Source material:
# # #

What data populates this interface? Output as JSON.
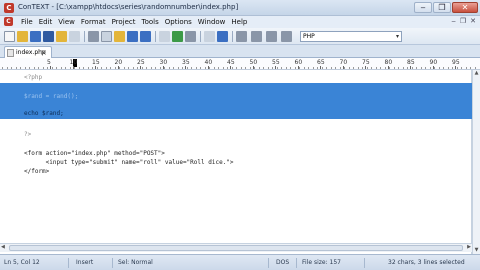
{
  "window": {
    "title": "ConTEXT - [C:\\xampp\\htdocs\\series\\randomnumber\\index.php]",
    "app_icon": "C",
    "min": "‒",
    "restore": "❐",
    "close": "✕"
  },
  "menu": {
    "items": [
      "File",
      "Edit",
      "View",
      "Format",
      "Project",
      "Tools",
      "Options",
      "Window",
      "Help"
    ],
    "mdi_controls": [
      "‒",
      "❐",
      "✕"
    ]
  },
  "toolbar": {
    "language": "PHP",
    "language_chevron": "▾",
    "icons": [
      "new-file-icon",
      "open-folder-icon",
      "save-icon",
      "save-all-icon",
      "close-file-icon",
      "print-icon",
      "cut-icon",
      "copy-icon",
      "paste-icon",
      "undo-icon",
      "redo-icon",
      "find-icon",
      "find-replace-icon",
      "find-next-icon",
      "record-macro-icon",
      "play-macro-icon",
      "run-f9-icon",
      "run-f10-icon",
      "run-f11-icon",
      "run-f12-icon"
    ],
    "colors": {
      "blue": "#3b6fc2",
      "yellow": "#e3b53a",
      "red": "#c0392b",
      "gray": "#8a96a8",
      "green": "#3c9a47"
    }
  },
  "tab": {
    "label": "index.php",
    "close": "×"
  },
  "ruler": {
    "labels": [
      "5",
      "10",
      "15",
      "20",
      "25",
      "30",
      "35",
      "40",
      "45",
      "50",
      "55",
      "60",
      "65",
      "70",
      "75",
      "80",
      "85",
      "90",
      "95"
    ]
  },
  "editor": {
    "lines": [
      "<?php",
      "",
      "$rand = rand();",
      "",
      "echo $rand;",
      "",
      "?>",
      "",
      "<form action=\"index.php\" method=\"POST\">",
      "      <input type=\"submit\" name=\"roll\" value=\"Roll dice.\">",
      "</form>"
    ],
    "selection_color": "#3a84d6"
  },
  "status": {
    "position": "Ln 5, Col 12",
    "mode": "Insert",
    "sel_mode": "Sel: Normal",
    "eol": "DOS",
    "file_size": "File size: 157",
    "selection_info": "32 chars, 3 lines selected"
  }
}
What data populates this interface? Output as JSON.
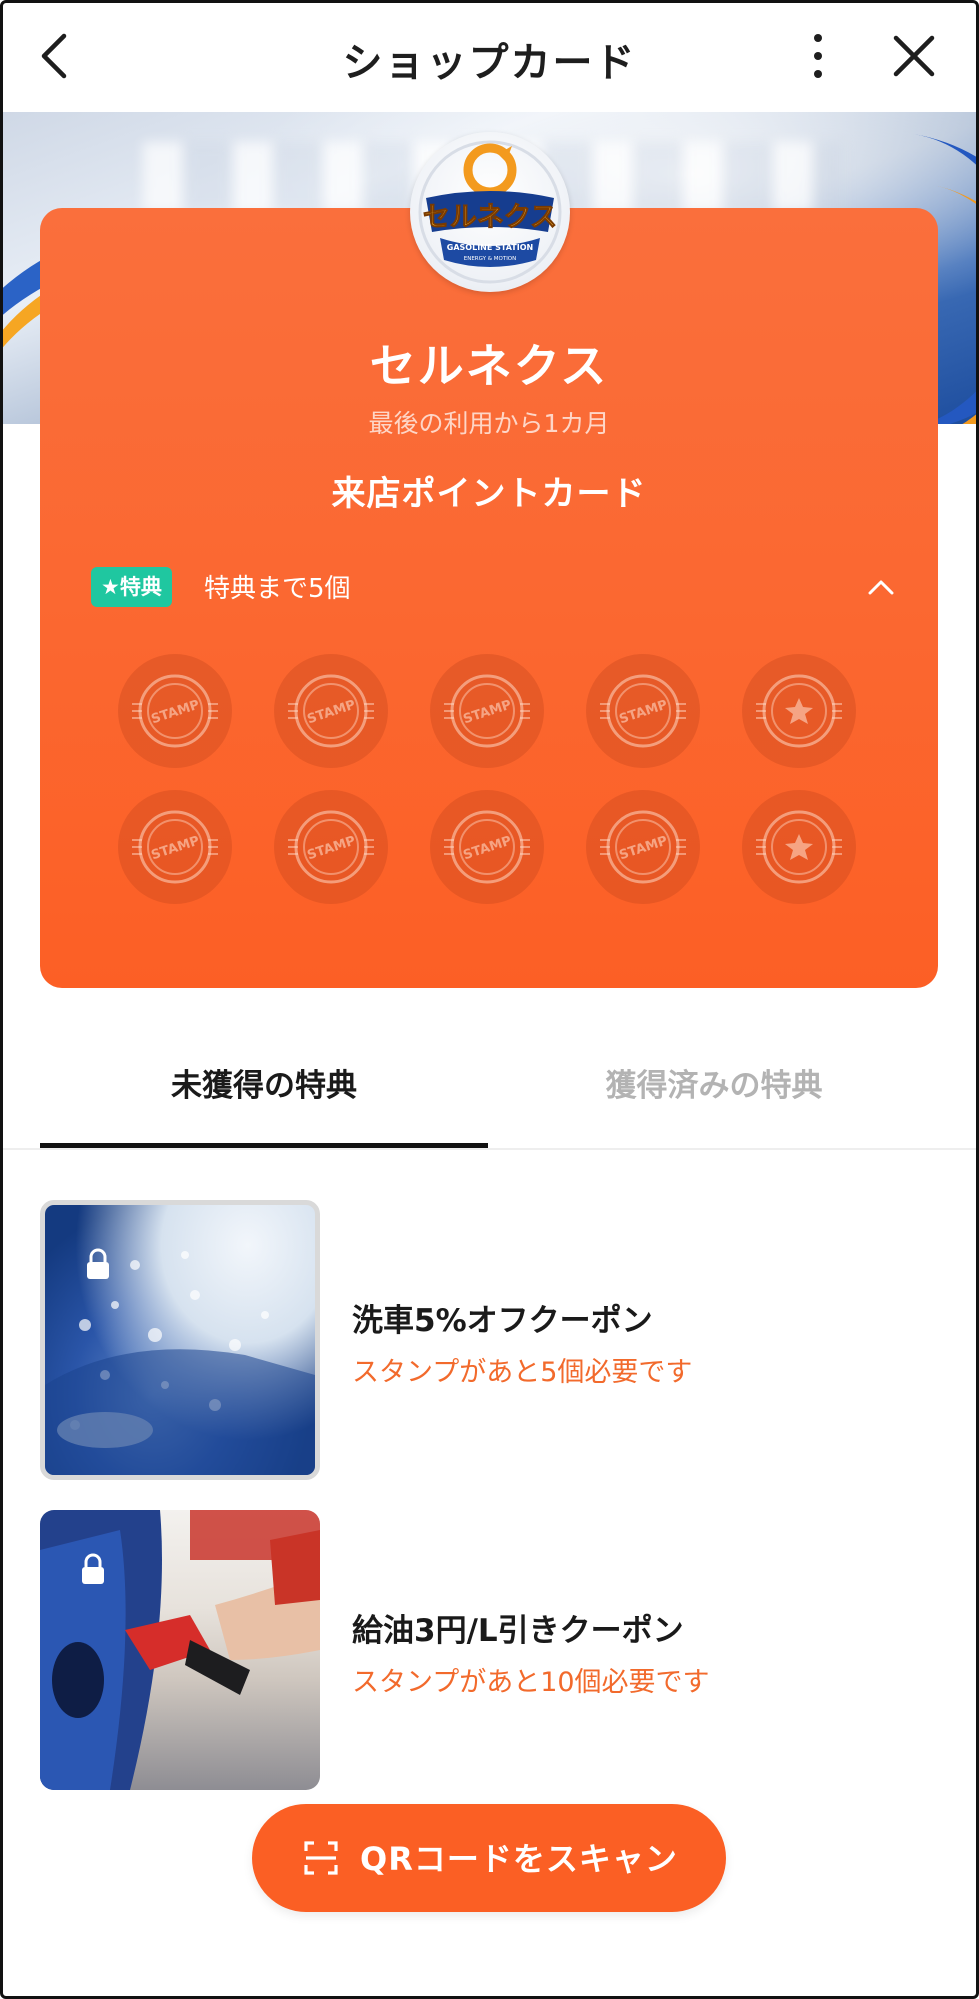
{
  "header": {
    "title": "ショップカード",
    "back_icon": "chevron-left-icon",
    "more_icon": "more-vertical-icon",
    "close_icon": "close-icon"
  },
  "card": {
    "logo": {
      "brand_text": "セルネクス",
      "sub_text": "GASOLINE STATION",
      "tagline": "ENERGY & MOTION"
    },
    "shop_name": "セルネクス",
    "last_used": "最後の利用から1カ月",
    "card_title": "来店ポイントカード",
    "reward_badge": "★特典",
    "reward_remaining": "特典まで5個",
    "stamps_total": 10,
    "stamps_collected": 0,
    "stamp_label": "STAMP",
    "reward_stamp_positions": [
      5,
      10
    ],
    "colors": {
      "card": "#fb6730",
      "badge": "#1fc7a0"
    }
  },
  "tabs": [
    {
      "label": "未獲得の特典",
      "active": true
    },
    {
      "label": "獲得済みの特典",
      "active": false
    }
  ],
  "coupons": [
    {
      "title": "洗車5%オフクーポン",
      "requirement": "スタンプがあと5個必要です",
      "locked": true,
      "image": "car-wash-photo"
    },
    {
      "title": "給油3円/L引きクーポン",
      "requirement": "スタンプがあと10個必要です",
      "locked": true,
      "image": "refueling-photo"
    }
  ],
  "scan_button": {
    "label": "QRコードをスキャン",
    "icon": "qr-scan-icon"
  },
  "accent_color": "#f26a2c"
}
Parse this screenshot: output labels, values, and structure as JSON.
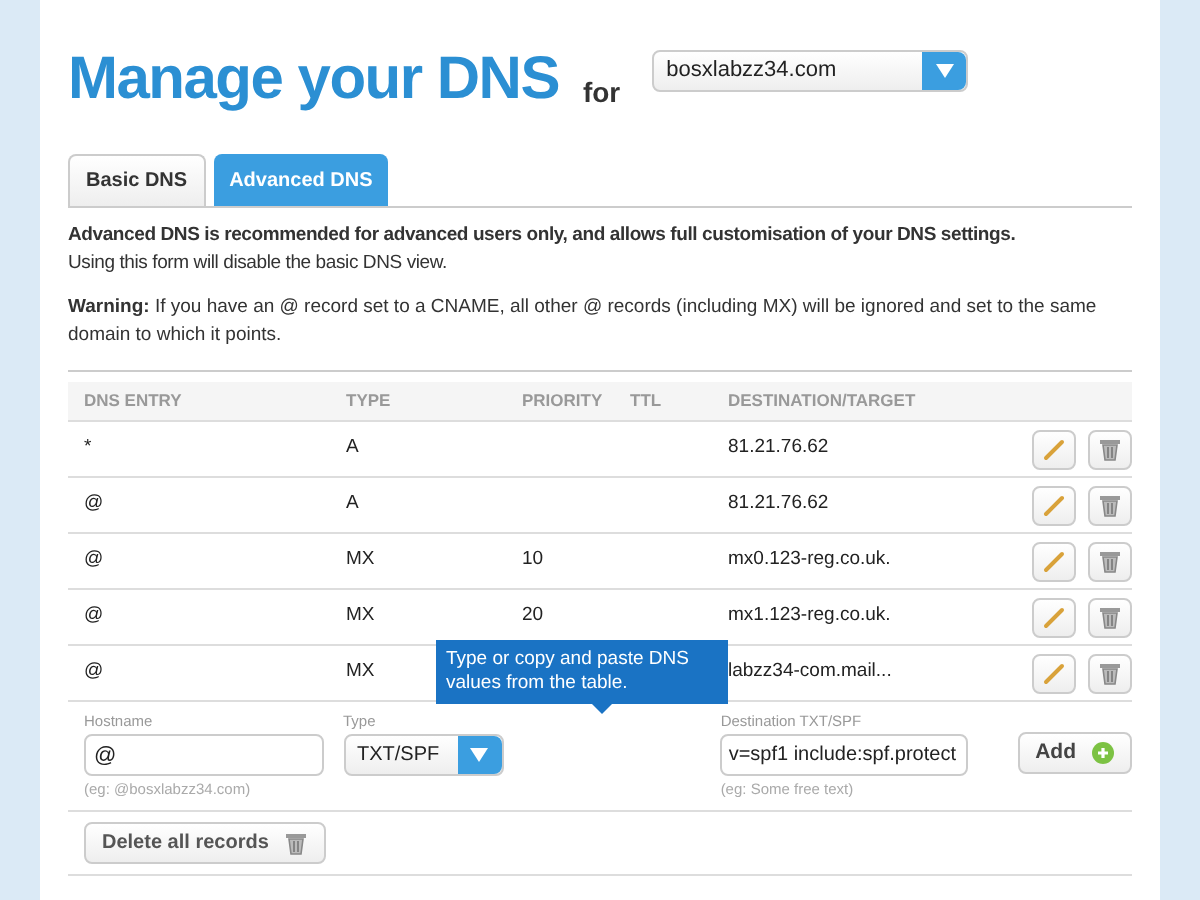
{
  "header": {
    "title": "Manage your DNS",
    "for_label": "for",
    "domain": "bosxlabzz34.com"
  },
  "tabs": [
    {
      "label": "Basic DNS",
      "selected": false
    },
    {
      "label": "Advanced DNS",
      "selected": true
    }
  ],
  "intro": {
    "bold": "Advanced DNS is recommended for advanced users only, and allows full customisation of your DNS settings.",
    "text": "Using this form will disable the basic DNS view."
  },
  "warning": "**Warning:** If you have an @ record set to a CNAME, all other @ records (including MX) will be ignored and set to the same domain to which it points.",
  "table": {
    "columns": [
      "DNS ENTRY",
      "TYPE",
      "PRIORITY",
      "TTL",
      "DESTINATION/TARGET"
    ],
    "rows": [
      {
        "entry": "*",
        "type": "A",
        "priority": "",
        "destination": "81.21.76.62"
      },
      {
        "entry": "@",
        "type": "A",
        "priority": "",
        "destination": "81.21.76.62"
      },
      {
        "entry": "@",
        "type": "MX",
        "priority": "10",
        "destination": "mx0.123-reg.co.uk."
      },
      {
        "entry": "@",
        "type": "MX",
        "priority": "20",
        "destination": "mx1.123-reg.co.uk."
      },
      {
        "entry": "@",
        "type": "MX",
        "priority": "",
        "destination": "labzz34-com.mail..."
      }
    ]
  },
  "form": {
    "hostname": {
      "label": "Hostname",
      "value": "@",
      "hint": "(eg: @bosxlabzz34.com)"
    },
    "type": {
      "label": "Type",
      "value": "TXT/SPF"
    },
    "destination": {
      "label": "Destination TXT/SPF",
      "value": "v=spf1 include:spf.protect",
      "hint": "(eg: Some free text)"
    },
    "add_button": "Add"
  },
  "delete_all_button": "Delete all records",
  "tooltip": "Type or copy and paste DNS values from the table."
}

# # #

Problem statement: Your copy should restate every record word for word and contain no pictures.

Solution for this task:
What data populates this interface? Output as JSON.
{
  "window": {
    "title": "ConTEXT - [C:\\xampp\\htdocs\\series\\randomnumber\\index.php]",
    "app_icon": "C",
    "min": "‒",
    "restore": "❐",
    "close": "✕"
  },
  "menu": {
    "items": [
      "File",
      "Edit",
      "View",
      "Format",
      "Project",
      "Tools",
      "Options",
      "Window",
      "Help"
    ],
    "mdi_controls": [
      "‒",
      "❐",
      "✕"
    ]
  },
  "toolbar": {
    "language": "PHP",
    "language_chevron": "▾",
    "icons": [
      "new-file-icon",
      "open-folder-icon",
      "save-icon",
      "save-all-icon",
      "close-file-icon",
      "print-icon",
      "cut-icon",
      "copy-icon",
      "paste-icon",
      "undo-icon",
      "redo-icon",
      "find-icon",
      "find-replace-icon",
      "find-next-icon",
      "record-macro-icon",
      "play-macro-icon",
      "run-f9-icon",
      "run-f10-icon",
      "run-f11-icon",
      "run-f12-icon"
    ],
    "colors": {
      "blue": "#3b6fc2",
      "yellow": "#e3b53a",
      "red": "#c0392b",
      "gray": "#8a96a8",
      "green": "#3c9a47"
    }
  },
  "tab": {
    "label": "index.php",
    "close": "×"
  },
  "ruler": {
    "labels": [
      "5",
      "10",
      "15",
      "20",
      "25",
      "30",
      "35",
      "40",
      "45",
      "50",
      "55",
      "60",
      "65",
      "70",
      "75",
      "80",
      "85",
      "90",
      "95"
    ]
  },
  "editor": {
    "lines": [
      "<?php",
      "",
      "$rand = rand();",
      "",
      "echo $rand;",
      "",
      "?>",
      "",
      "<form action=\"index.php\" method=\"POST\">",
      "      <input type=\"submit\" name=\"roll\" value=\"Roll dice.\">",
      "</form>"
    ],
    "selection_color": "#3a84d6"
  },
  "status": {
    "position": "Ln 5, Col 12",
    "mode": "Insert",
    "sel_mode": "Sel: Normal",
    "eol": "DOS",
    "file_size": "File size: 157",
    "selection_info": "32 chars, 3 lines selected"
  }
}
What data populates this interface? Output as JSON.
{
  "header": {
    "title": "ショップカード",
    "back_icon": "chevron-left-icon",
    "more_icon": "more-vertical-icon",
    "close_icon": "close-icon"
  },
  "card": {
    "logo": {
      "brand_text": "セルネクス",
      "sub_text": "GASOLINE STATION",
      "tagline": "ENERGY & MOTION"
    },
    "shop_name": "セルネクス",
    "last_used": "最後の利用から1カ月",
    "card_title": "来店ポイントカード",
    "reward_badge": "★特典",
    "reward_remaining": "特典まで5個",
    "stamps_total": 10,
    "stamps_collected": 0,
    "stamp_label": "STAMP",
    "reward_stamp_positions": [
      5,
      10
    ],
    "colors": {
      "card": "#fb6730",
      "badge": "#1fc7a0"
    }
  },
  "tabs": [
    {
      "label": "未獲得の特典",
      "active": true
    },
    {
      "label": "獲得済みの特典",
      "active": false
    }
  ],
  "coupons": [
    {
      "title": "洗車5%オフクーポン",
      "requirement": "スタンプがあと5個必要です",
      "locked": true,
      "image": "car-wash-photo"
    },
    {
      "title": "給油3円/L引きクーポン",
      "requirement": "スタンプがあと10個必要です",
      "locked": true,
      "image": "refueling-photo"
    }
  ],
  "scan_button": {
    "label": "QRコードをスキャン",
    "icon": "qr-scan-icon"
  },
  "accent_color": "#f26a2c"
}
Parse this screenshot: output labels, values, and structure as JSON.
{
  "header": {
    "title": "Manage your DNS",
    "for_label": "for",
    "domain": "bosxlabzz34.com"
  },
  "tabs": [
    {
      "label": "Basic DNS",
      "selected": false
    },
    {
      "label": "Advanced DNS",
      "selected": true
    }
  ],
  "intro": {
    "bold": "Advanced DNS is recommended for advanced users only, and allows full customisation of your DNS settings.",
    "text": "Using this form will disable the basic DNS view."
  },
  "warning": "**Warning:** If you have an @ record set to a CNAME, all other @ records (including MX) will be ignored and set to the same domain to which it points.",
  "table": {
    "columns": [
      "DNS ENTRY",
      "TYPE",
      "PRIORITY",
      "TTL",
      "DESTINATION/TARGET"
    ],
    "rows": [
      {
        "entry": "*",
        "type": "A",
        "priority": "",
        "destination": "81.21.76.62"
      },
      {
        "entry": "@",
        "type": "A",
        "priority": "",
        "destination": "81.21.76.62"
      },
      {
        "entry": "@",
        "type": "MX",
        "priority": "10",
        "destination": "mx0.123-reg.co.uk."
      },
      {
        "entry": "@",
        "type": "MX",
        "priority": "20",
        "destination": "mx1.123-reg.co.uk."
      },
      {
        "entry": "@",
        "type": "MX",
        "priority": "",
        "destination": "labzz34-com.mail..."
      }
    ]
  },
  "form": {
    "hostname": {
      "label": "Hostname",
      "value": "@",
      "hint": "(eg: @bosxlabzz34.com)"
    },
    "type": {
      "label": "Type",
      "value": "TXT/SPF"
    },
    "destination": {
      "label": "Destination TXT/SPF",
      "value": "v=spf1 include:spf.protect",
      "hint": "(eg: Some free text)"
    },
    "add_button": "Add"
  },
  "delete_all_button": "Delete all records",
  "tooltip": "Type or copy and paste DNS values from the table."
}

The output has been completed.